What to work on — Lines in the data below that contain the word "this" are to be copied.

Data excerpts —
========
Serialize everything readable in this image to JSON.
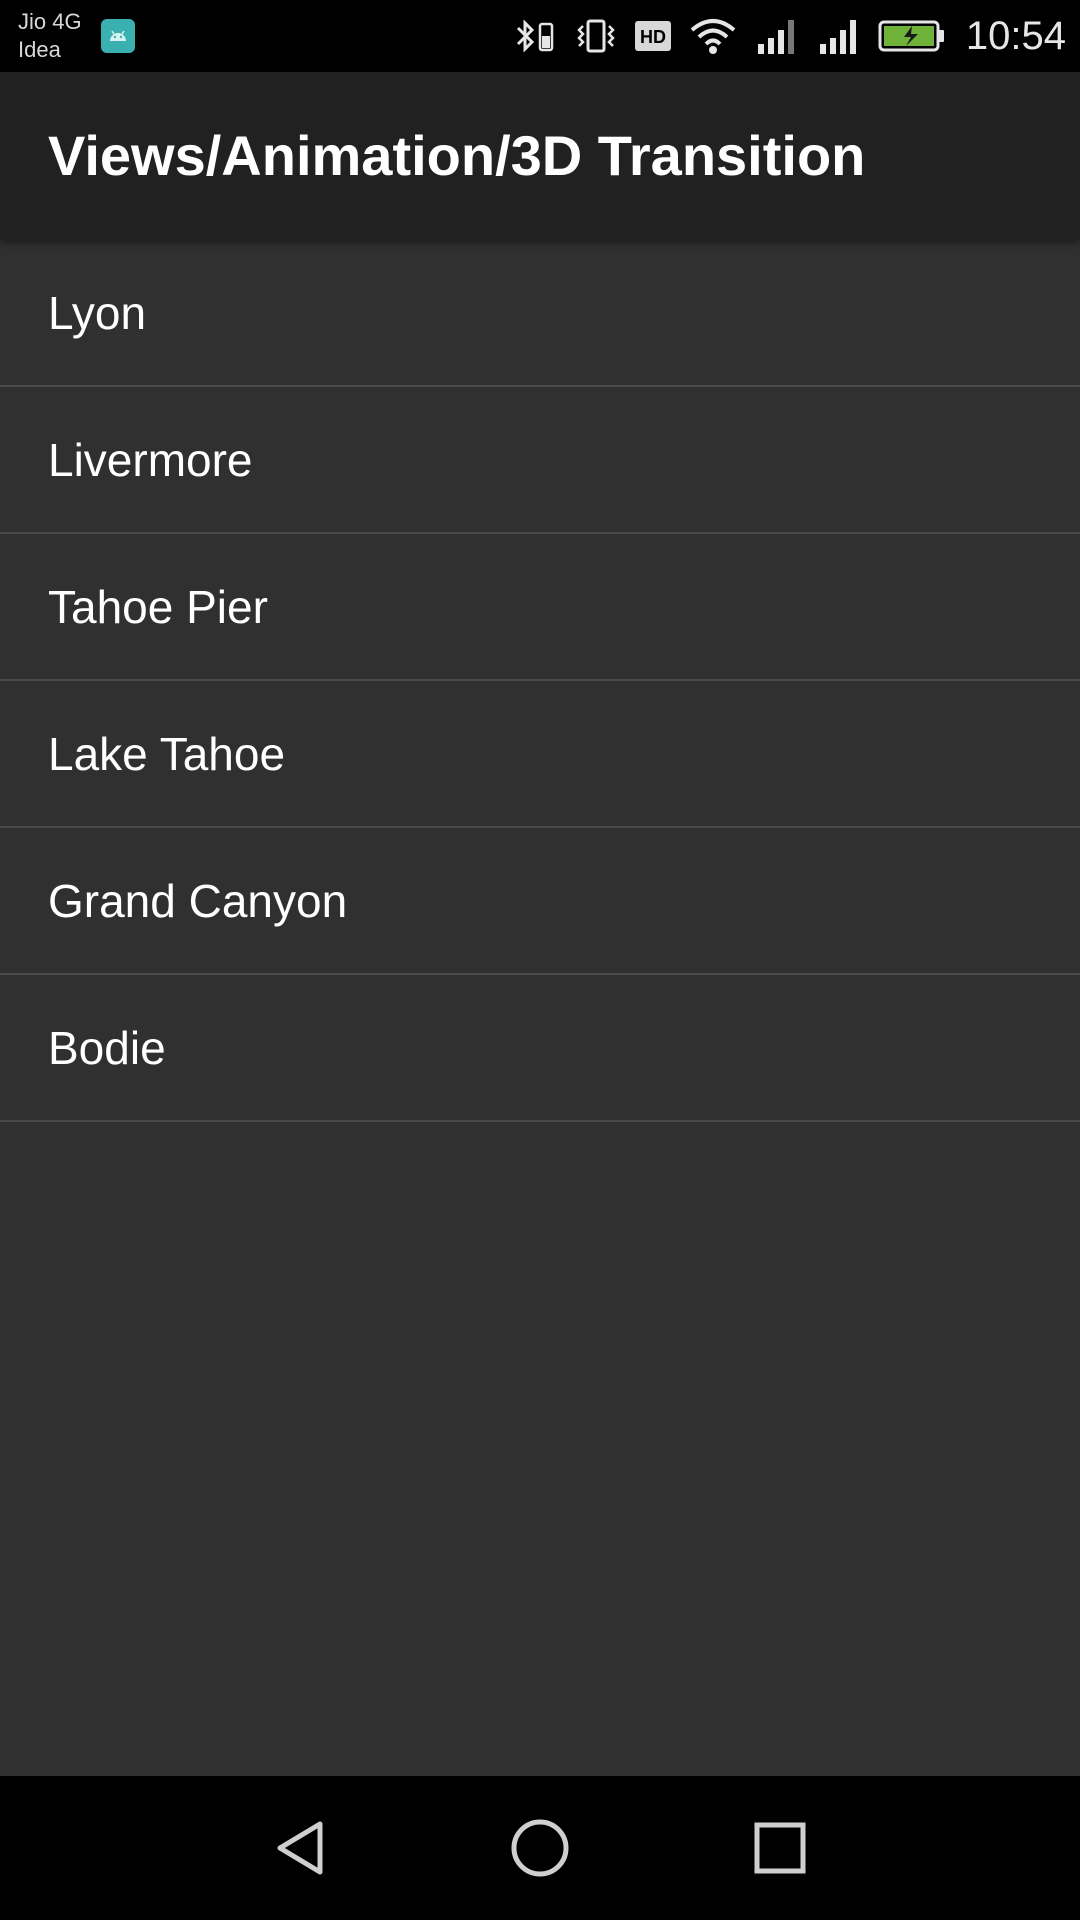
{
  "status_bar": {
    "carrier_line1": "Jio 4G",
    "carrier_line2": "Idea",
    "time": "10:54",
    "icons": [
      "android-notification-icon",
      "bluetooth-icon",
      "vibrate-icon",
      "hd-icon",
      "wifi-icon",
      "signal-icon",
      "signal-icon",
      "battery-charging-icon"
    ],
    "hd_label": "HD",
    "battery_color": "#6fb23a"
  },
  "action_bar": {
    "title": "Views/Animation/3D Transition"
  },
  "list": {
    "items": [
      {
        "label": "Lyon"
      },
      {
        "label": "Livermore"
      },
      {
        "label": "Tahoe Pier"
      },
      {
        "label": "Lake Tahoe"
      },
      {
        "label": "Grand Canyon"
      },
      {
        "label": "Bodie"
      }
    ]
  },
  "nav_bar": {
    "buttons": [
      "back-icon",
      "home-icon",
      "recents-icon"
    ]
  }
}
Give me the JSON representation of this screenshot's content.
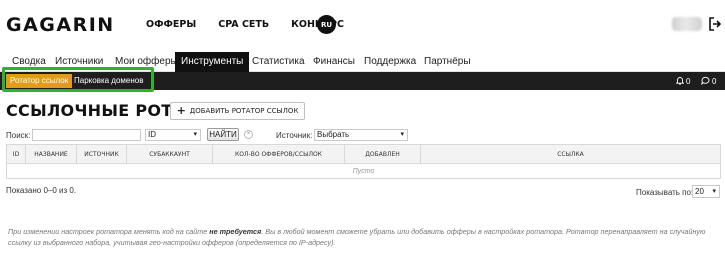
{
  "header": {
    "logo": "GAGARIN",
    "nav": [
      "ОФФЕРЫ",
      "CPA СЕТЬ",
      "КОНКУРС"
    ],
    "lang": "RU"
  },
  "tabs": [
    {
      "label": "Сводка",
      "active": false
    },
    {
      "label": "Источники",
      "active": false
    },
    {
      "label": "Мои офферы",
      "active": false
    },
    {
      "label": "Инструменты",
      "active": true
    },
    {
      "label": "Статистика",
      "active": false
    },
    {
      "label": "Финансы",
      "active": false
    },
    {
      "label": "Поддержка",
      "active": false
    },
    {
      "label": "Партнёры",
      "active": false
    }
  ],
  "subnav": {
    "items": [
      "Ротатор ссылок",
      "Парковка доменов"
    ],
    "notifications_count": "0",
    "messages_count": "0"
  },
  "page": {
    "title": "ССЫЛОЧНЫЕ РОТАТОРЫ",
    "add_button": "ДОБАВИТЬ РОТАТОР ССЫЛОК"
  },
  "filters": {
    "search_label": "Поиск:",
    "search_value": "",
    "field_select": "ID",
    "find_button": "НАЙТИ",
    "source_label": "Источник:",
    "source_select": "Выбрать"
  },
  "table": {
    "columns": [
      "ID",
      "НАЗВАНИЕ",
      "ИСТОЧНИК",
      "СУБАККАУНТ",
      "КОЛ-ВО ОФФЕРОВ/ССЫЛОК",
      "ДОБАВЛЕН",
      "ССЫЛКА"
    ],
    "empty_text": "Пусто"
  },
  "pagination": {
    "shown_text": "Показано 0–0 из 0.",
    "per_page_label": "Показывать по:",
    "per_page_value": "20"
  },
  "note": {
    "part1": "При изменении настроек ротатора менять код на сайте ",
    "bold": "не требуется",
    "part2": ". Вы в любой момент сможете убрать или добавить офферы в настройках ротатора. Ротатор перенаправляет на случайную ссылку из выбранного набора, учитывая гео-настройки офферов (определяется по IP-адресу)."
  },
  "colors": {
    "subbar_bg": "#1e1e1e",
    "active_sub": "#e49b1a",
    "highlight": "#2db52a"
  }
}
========
Exercise result —
Serialize everything readable in this image to JSON.
Give me the JSON representation of this screenshot's content.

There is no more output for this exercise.